Brand activation at boutique festivals

I was recently asked for my thoughts about taking advantage of a last minute commercial space booking at Wilderness 2016

The audience of high net worth individuals. Very much the epitome of the ‘HENRY’ (High Earner Not Rich Yet) What makes this audience at this type of event so interesting is they are in an experimental, release mind-set, looking to try new things and collect as many experiences as possible. Brands that provide the stage for unforgettable memories especially those that people want to share using photos and video will win.

There are a number of things brands can do to help increase their awareness at such events. Key thing is this is not big logos, brand speak and blanket branding. There are other types of festivals for that approach.

Checklist onsite activity (separate note TBC for VIP areas, carpark and transport node activities)

SPARK INTEREST. The audience have come to try new food and see interesting ‘stuff’ most will be onsite for all 3 days. This is about both a planned sequence of events and fuelling the joy of discovery with unexpected ‘happenings’ 

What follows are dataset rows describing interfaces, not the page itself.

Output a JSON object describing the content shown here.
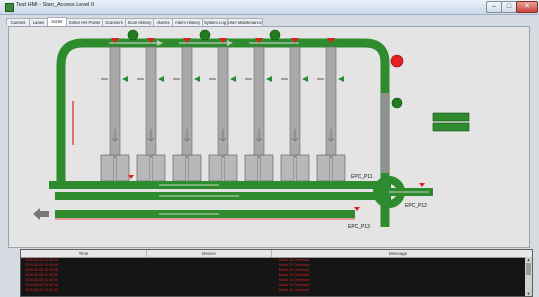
{
  "window": {
    "title": "Test HMI - Stan_Access Level 0",
    "min_label": "–",
    "max_label": "□",
    "close_label": "✕"
  },
  "tabs": [
    "Cartons",
    "Lanes",
    "Sorter",
    "Sorter HH Points",
    "Scanners",
    "Scan History",
    "Alarms",
    "Alarm History",
    "System Log",
    "User Maintenance"
  ],
  "active_tab": "Sorter",
  "diagram": {
    "conveyor_color": "#2e8b2e",
    "lane_color": "#a9a9a9",
    "alarm_color": "#e02020",
    "station_labels": [
      "EPC_P11",
      "EPC_P12",
      "EPC_P13"
    ],
    "status_buttons": [
      "",
      ""
    ]
  },
  "alarm_grid": {
    "columns": [
      "Time",
      "Device",
      "Message"
    ],
    "row_color": "#e02020",
    "rows": [
      {
        "time": "2016-06-06 11:40:46",
        "message": "Motor 18 Overload"
      },
      {
        "time": "2016-06-06 11:40:46",
        "message": "Motor 17 Overload"
      },
      {
        "time": "2016-06-06 11:40:46",
        "message": "Motor 16 Overload"
      },
      {
        "time": "2016-06-06 11:40:46",
        "message": "Motor 15 Overload"
      },
      {
        "time": "2016-06-06 11:40:46",
        "message": "Motor 14 Overload"
      },
      {
        "time": "2016-06-06 11:40:46",
        "message": "Motor 13 Overload"
      },
      {
        "time": "2016-06-06 11:40:46",
        "message": "Motor 12 Overload"
      }
    ]
  }
}
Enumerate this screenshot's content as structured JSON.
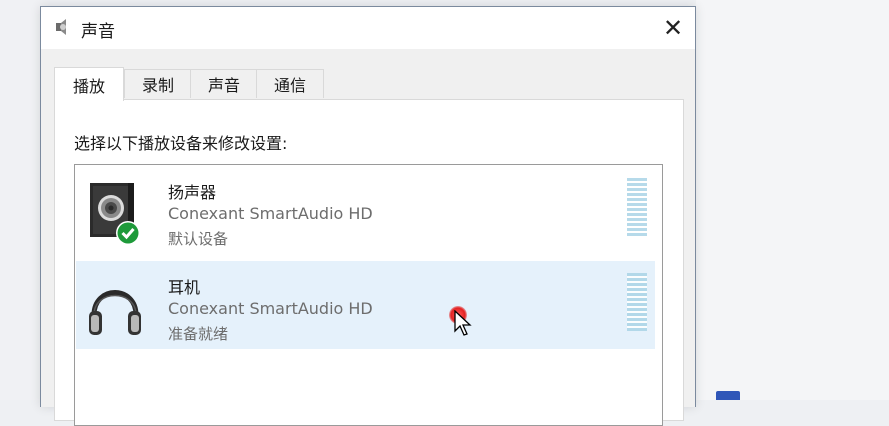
{
  "window": {
    "title": "声音",
    "title_icon": "speaker-icon",
    "close_icon": "close-icon",
    "close_label": "✕"
  },
  "tabs": [
    {
      "label": "播放",
      "active": true
    },
    {
      "label": "录制",
      "active": false
    },
    {
      "label": "声音",
      "active": false
    },
    {
      "label": "通信",
      "active": false
    }
  ],
  "panel": {
    "instruction": "选择以下播放设备来修改设置:"
  },
  "devices": [
    {
      "name": "扬声器",
      "driver": "Conexant SmartAudio HD",
      "status": "默认设备",
      "icon": "speaker-device-icon",
      "badge": "default-check-icon",
      "selected": false
    },
    {
      "name": "耳机",
      "driver": "Conexant SmartAudio HD",
      "status": "准备就绪",
      "icon": "headphones-icon",
      "selected": true
    }
  ],
  "colors": {
    "selection": "#e5f1fb",
    "meter": "#a9d3e6",
    "check_badge": "#1e9a3a",
    "cursor_highlight": "#e32222"
  }
}
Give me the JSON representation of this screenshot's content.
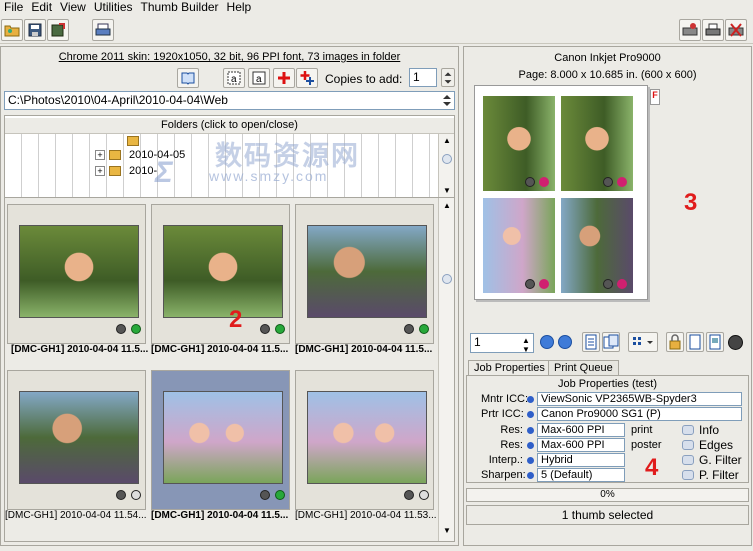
{
  "menu": [
    "File",
    "Edit",
    "View",
    "Utilities",
    "Thumb Builder",
    "Help"
  ],
  "left": {
    "info_line": "Chrome 2011 skin: 1920x1050, 32 bit, 96 PPI font, 73 images in folder",
    "copies_label": "Copies to add:",
    "copies_value": "1",
    "path": "C:\\Photos\\2010\\04-April\\2010-04-04\\Web",
    "folders_header": "Folders (click to open/close)",
    "folders": [
      "2010-04-05",
      "2010-"
    ],
    "thumbs": [
      {
        "caption": "[DMC-GH1] 2010-04-04 11.5...",
        "selected": false
      },
      {
        "caption": "[DMC-GH1] 2010-04-04 11.5...",
        "selected": false
      },
      {
        "caption": "[DMC-GH1] 2010-04-04 11.5...",
        "selected": false
      },
      {
        "caption": "[DMC-GH1] 2010-04-04 11.54...",
        "selected": false
      },
      {
        "caption": "[DMC-GH1] 2010-04-04 11.5...",
        "selected": true
      },
      {
        "caption": "[DMC-GH1] 2010-04-04 11.53...",
        "selected": false
      }
    ]
  },
  "right": {
    "printer": "Canon Inkjet Pro9000",
    "page_info": "Page: 8.000 x 10.685 in.  (600 x 600)",
    "page_flag": "F",
    "page_number": "1",
    "tabs": [
      "Job Properties",
      "Print Queue"
    ],
    "job_title": "Job Properties (test)",
    "mntr_label": "Mntr ICC:",
    "mntr_value": "ViewSonic VP2365WB-Spyder3",
    "prtr_label": "Prtr ICC:",
    "prtr_value": "Canon Pro9000 SG1 (P)",
    "res_label": "Res:",
    "res_print_value": "Max-600 PPI",
    "res_print_suffix": "print",
    "res_poster_value": "Max-600 PPI",
    "res_poster_suffix": "poster",
    "interp_label": "Interp.:",
    "interp_value": "Hybrid",
    "sharpen_label": "Sharpen:",
    "sharpen_value": "5 (Default)",
    "toggles": [
      "Info",
      "Edges",
      "G. Filter",
      "P. Filter"
    ],
    "progress": "0%",
    "status": "1 thumb selected"
  },
  "annotations": [
    "2",
    "3",
    "4"
  ],
  "watermark": {
    "cn": "数码资源网",
    "url": "www.smzy.com"
  }
}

BE USEFUL. Timetables, maps, insider tips of best routes to hidden stages/cafes/better loos, -Wifi and charging points are now pretty much expected. But make sure the wifi can not only collect data but also provide information. I.e. the password = ‘9pm special guest’ or ‘2 4 1 at 3pm’ VIP WC, Cover if it rains, lend out brolleys, blankets, cushions, shade if its sunny, A place to sit, a place to eat food brought at another stall etc. an area to do something fun. – Secret areas, areas that change day to night.

OWN MEMORIES. Provide a distinctive environment that encourages sharing of images.  Physically through creative dressing, lighting effects or theming – all of which specifically designed to look good on Instagram formats. Especially at night! But also digitally by geo-tagging/fencing your physical area. Everyone checking in on social media will then receive a prompt of ‘The Sipsmith special (name) place’ - if the name sounds cool and builds kudos for the audience they will use it. – again especially if this is specific to time of day or event happening.

COLLABORATE. There are bound to be complimentary brands on site, increase your coverage by producing joint activity. Especially if this is a bit secret and part of the discovery. Only regular customers are told or mailed about it before hand – it will spread on social if it sounds intriguing i.e. Buying both brands unlocks the location or entry to a special activity. 

OFFER SOMETHING NEW. All of this audience have wide social circles, most of who are not here at this event. Provide a keepsake or experience that they can take back to their circle to share in conversation to gain social kudos. This could be something as simple as joining a special ‘Wilderness’ sect of the mailing list or worshipful membership or unique flavours served in the festival bar. All the way up to distilling a unique gin on site that can only be pre-ordered at the festival to be delivered later to the person’s home. –Remember the audience are in ‘high spending/treating’ mind-set.

Laurent-Perrier at Wilderness did most of the above, some more successful than others but they did keep physical branding to a minimum and as such did command social media coverage in both stories and images. Much of the traditional media coverage also highlighted their area as the place to be.